TASK BRIEF —
All lines of the records below that contain the word "本地磁盘" must be listed.

:: SUPPLIED DATA

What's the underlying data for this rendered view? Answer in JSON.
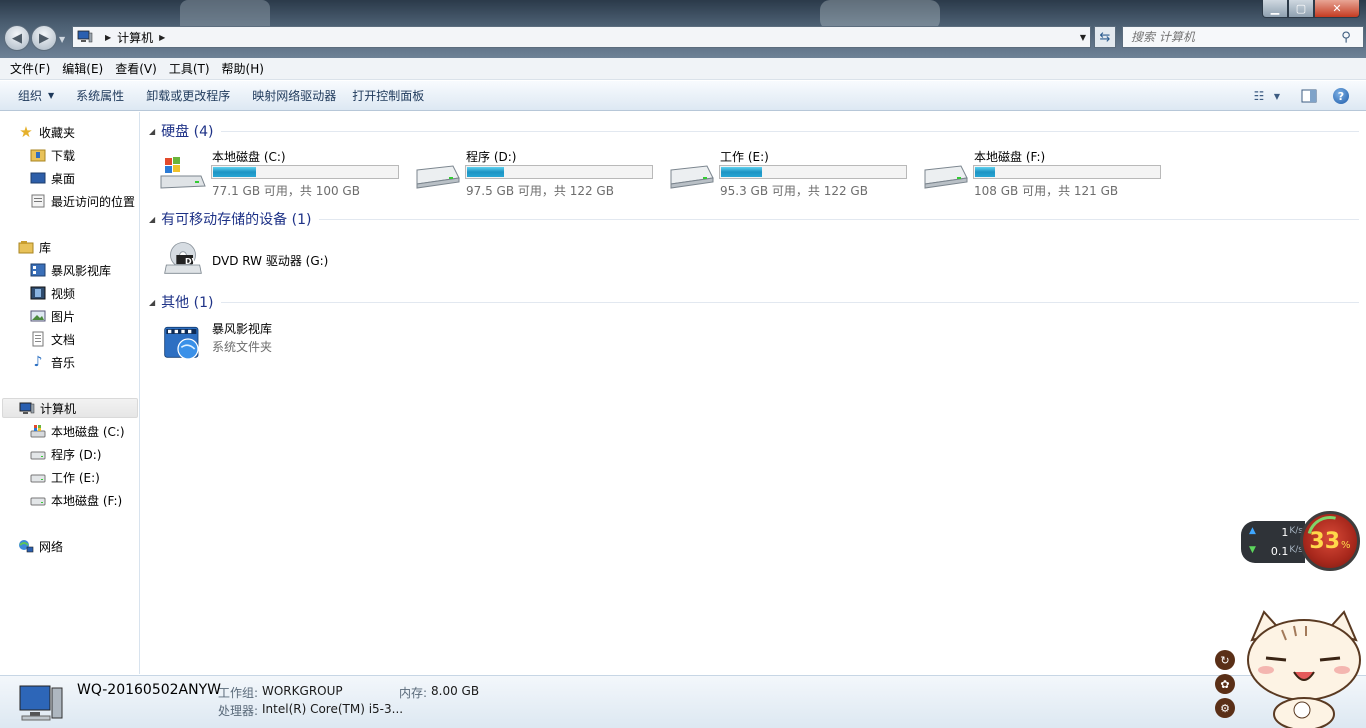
{
  "window": {
    "minimize_icon": "minimize-icon",
    "maximize_icon": "maximize-icon",
    "close_icon": "close-icon"
  },
  "address": {
    "crumb": "计算机",
    "search_placeholder": "搜索 计算机"
  },
  "menu": [
    "文件(F)",
    "编辑(E)",
    "查看(V)",
    "工具(T)",
    "帮助(H)"
  ],
  "commands": {
    "organize": "组织",
    "system_props": "系统属性",
    "uninstall": "卸载或更改程序",
    "map_drive": "映射网络驱动器",
    "control_panel": "打开控制面板"
  },
  "sidebar": {
    "favorites": "收藏夹",
    "downloads": "下载",
    "desktop": "桌面",
    "recent": "最近访问的位置",
    "library": "库",
    "baofeng": "暴风影视库",
    "video": "视频",
    "pictures": "图片",
    "documents": "文档",
    "music": "音乐",
    "computer": "计算机",
    "drive_c": "本地磁盘 (C:)",
    "drive_d": "程序 (D:)",
    "drive_e": "工作 (E:)",
    "drive_f": "本地磁盘 (F:)",
    "network": "网络"
  },
  "groups": {
    "hdd": "硬盘 (4)",
    "removable": "有可移动存储的设备 (1)",
    "other": "其他 (1)"
  },
  "drives": [
    {
      "name": "本地磁盘 (C:)",
      "free": "77.1 GB 可用，共 100 GB",
      "used_fraction": 0.23,
      "os": true
    },
    {
      "name": "程序 (D:)",
      "free": "97.5 GB 可用，共 122 GB",
      "used_fraction": 0.2
    },
    {
      "name": "工作 (E:)",
      "free": "95.3 GB 可用，共 122 GB",
      "used_fraction": 0.22
    },
    {
      "name": "本地磁盘 (F:)",
      "free": "108 GB 可用，共 121 GB",
      "used_fraction": 0.11
    }
  ],
  "dvd": {
    "name": "DVD RW 驱动器 (G:)",
    "badge": "DVD"
  },
  "other_item": {
    "name": "暴风影视库",
    "type": "系统文件夹"
  },
  "details": {
    "computer_name": "WQ-20160502ANYW",
    "workgroup_label": "工作组:",
    "workgroup": "WORKGROUP",
    "memory_label": "内存:",
    "memory": "8.00 GB",
    "cpu_label": "处理器:",
    "cpu": "Intel(R) Core(TM) i5-3..."
  },
  "widget": {
    "up_value": "1",
    "up_unit": "K/s",
    "down_value": "0.1",
    "down_unit": "K/s",
    "percent": "33",
    "percent_sign": "%"
  }
}
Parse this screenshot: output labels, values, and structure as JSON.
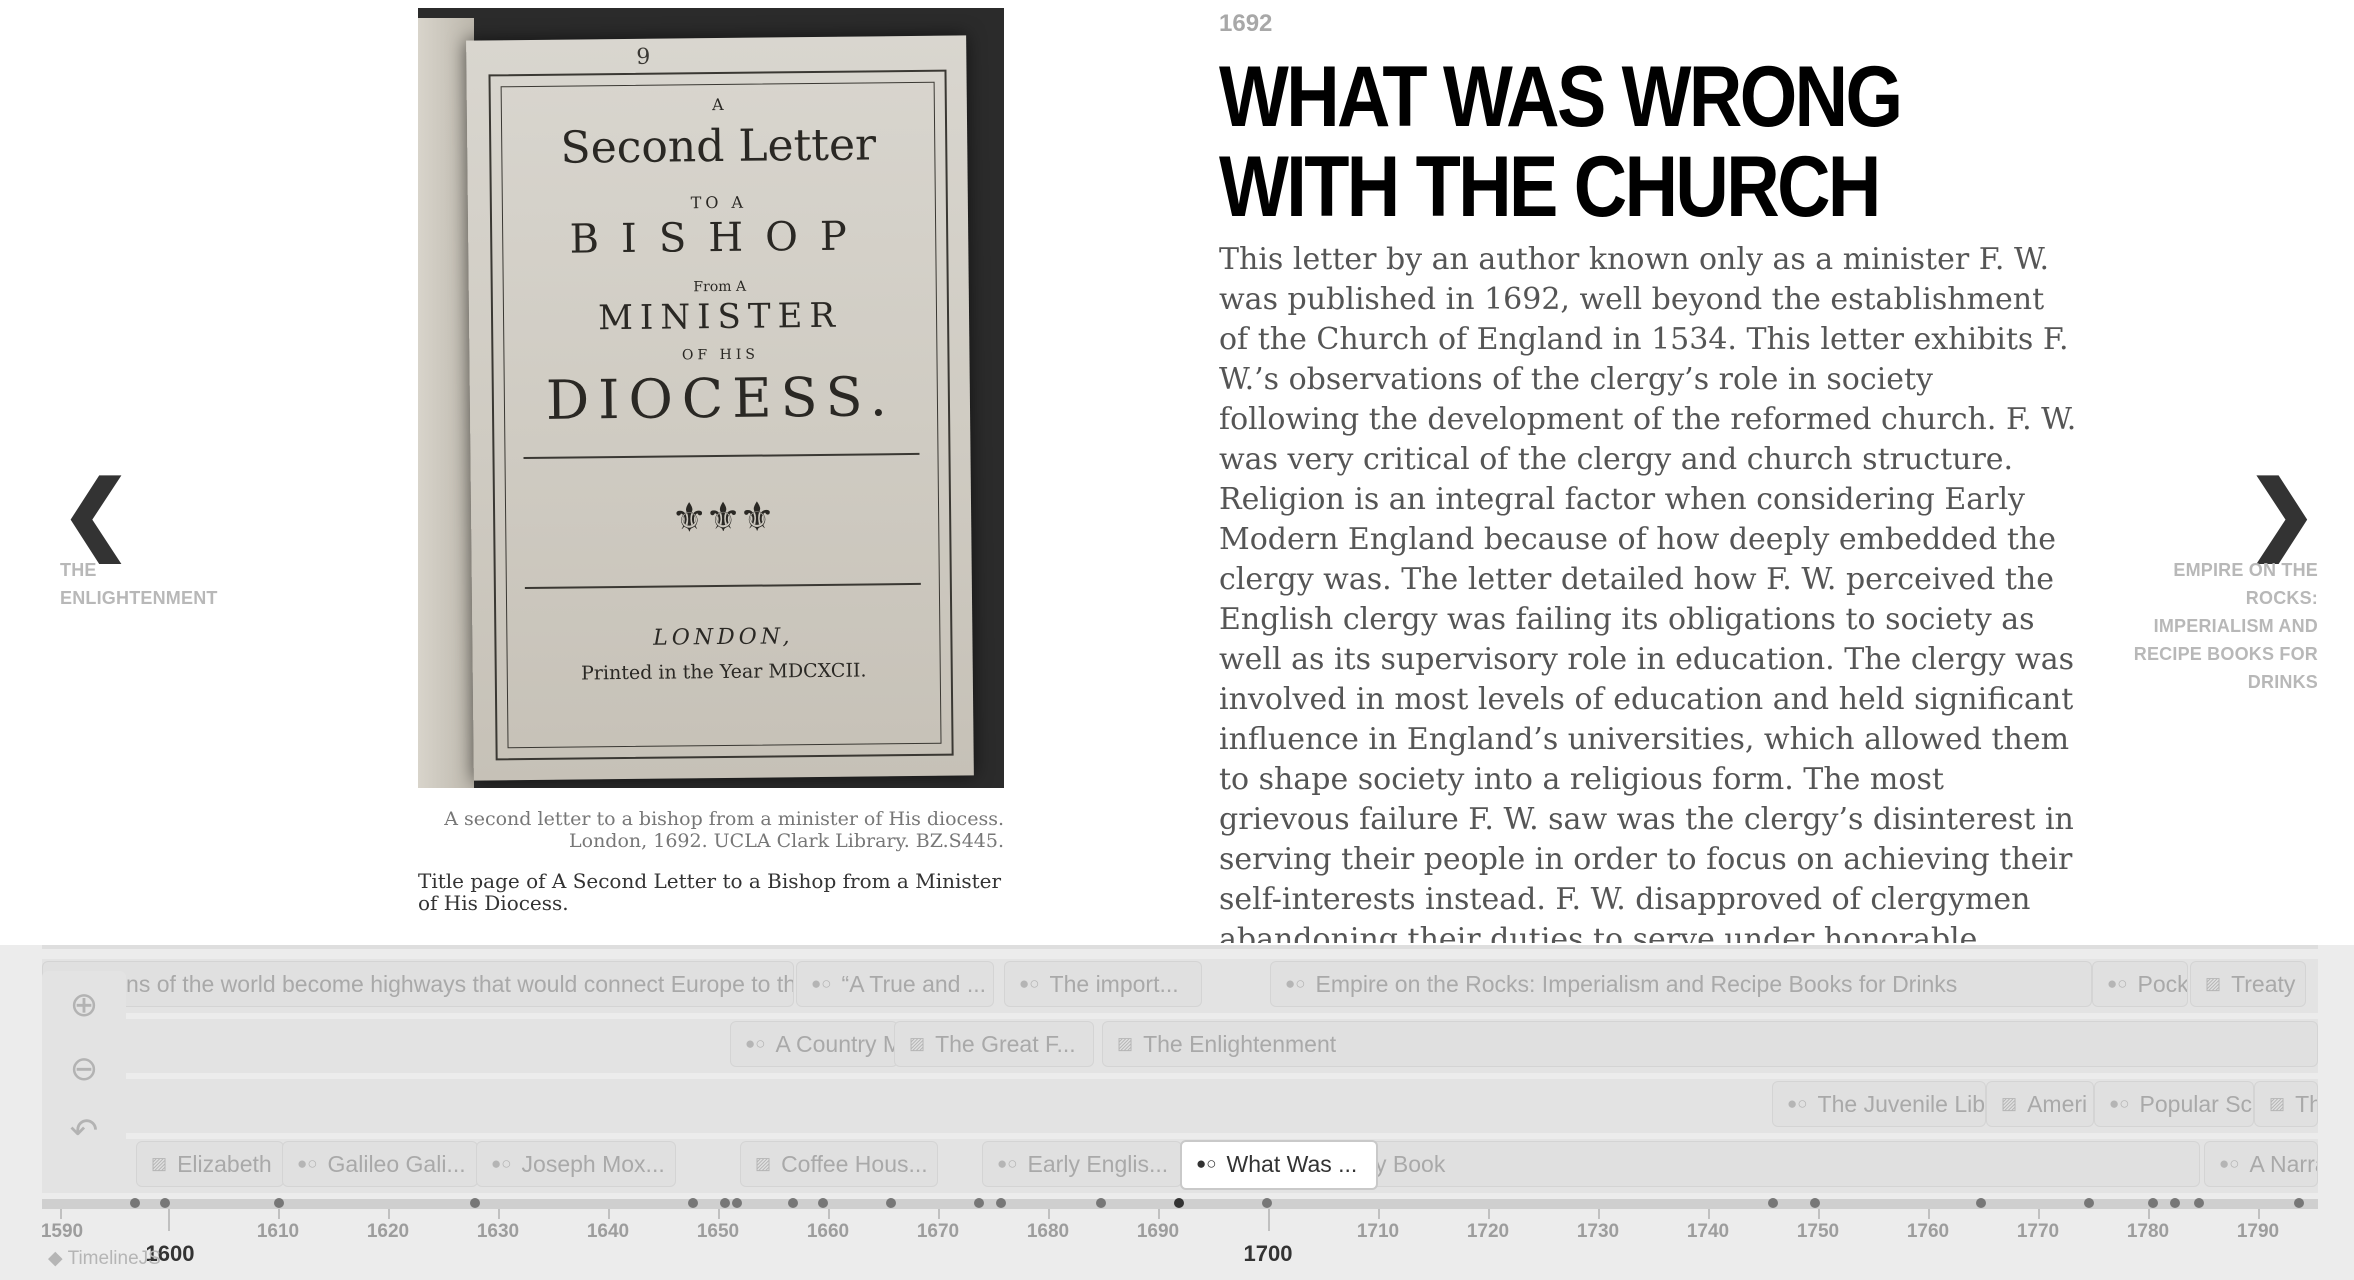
{
  "nav": {
    "prev_label": "THE ENLIGHTENMENT",
    "next_label": "EMPIRE ON THE ROCKS: IMPERIALISM AND RECIPE BOOKS FOR DRINKS",
    "prev_glyph": "❮",
    "next_glyph": "❯"
  },
  "media": {
    "book": {
      "line1": "A",
      "line2": "Second  Letter",
      "line3": "TO A",
      "line4": "BISHOP",
      "line5": "From A",
      "line6": "MINISTER",
      "line7": "OF HIS",
      "line8": "DIOCESS.",
      "line9": "LONDON,",
      "line10": "Printed in the Year MDCXCII.",
      "corner_mark": "9"
    },
    "caption": "A second letter to a bishop from a minister of His diocess. London, 1692. UCLA Clark Library. BZ.S445.",
    "credit": "Title page of A Second Letter to a Bishop from a Minister of His Diocess."
  },
  "slide": {
    "date": "1692",
    "headline": "What Was Wrong with the Church",
    "body": "This letter by an author known only as a minister F. W. was published in 1692, well beyond the establishment of the Church of England in 1534. This letter exhibits F. W.’s observations of the clergy’s role in society following the development of the reformed church. F. W. was very critical of the clergy and church structure. Religion is an integral factor when considering Early Modern England because of how deeply embedded the clergy was. The letter detailed how F. W. perceived the English clergy was failing its obligations to society as well as its supervisory role in education. The clergy was involved in most levels of education and held significant influence in England’s universities, which allowed them to shape society into a religious form. The most grievous failure F. W. saw was the clergy’s disinterest in serving their people in order to focus on achieving their self-interests instead. F. W. disapproved of clergymen abandoning their duties to serve under honorable persons and frequent the royal court in hopes of"
  },
  "timeline": {
    "markers": {
      "r1a": "...oceans of the world become highways that would connect Europe to the re...",
      "r1b": "“A True and ...",
      "r1c": "The import...",
      "r1d": "Empire on the Rocks: Imperialism and Recipe Books for Drinks",
      "r1e": "Pock",
      "r1f": "Treaty",
      "r2a": "A Country M",
      "r2b": "The Great F...",
      "r2c": "The Enlightenment",
      "r3a": "The Juvenile Lib",
      "r3b": "Ameri",
      "r3c": "Popular Sc",
      "r3d": "Th",
      "r4a": "Elizabeth",
      "r4b": "Galileo Gali...",
      "r4c": "Joseph Mox...",
      "r4d": "Coffee Hous...",
      "r4e": "Early Englis...",
      "r4f": "What Was ...",
      "r4g": "y Book",
      "r4h": "A Narra"
    },
    "years": [
      "1590",
      "1610",
      "1620",
      "1630",
      "1640",
      "1650",
      "1660",
      "1670",
      "1680",
      "1690",
      "1710",
      "1720",
      "1730",
      "1740",
      "1750",
      "1760",
      "1770",
      "1780",
      "1790"
    ],
    "major_years": [
      "1600",
      "1700"
    ],
    "brand": "TimelineJS",
    "icons": {
      "zoom_in": "zoom-in-icon",
      "zoom_out": "zoom-out-icon",
      "back": "back-to-start-icon"
    }
  }
}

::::

YOUR RESPONSE —
    "drive_c": "本地磁盘 (C:)",
    "drive_f": "本地磁盘 (F:)",
      "name": "本地磁盘 (C:)",
      "name": "本地磁盘 (F:)",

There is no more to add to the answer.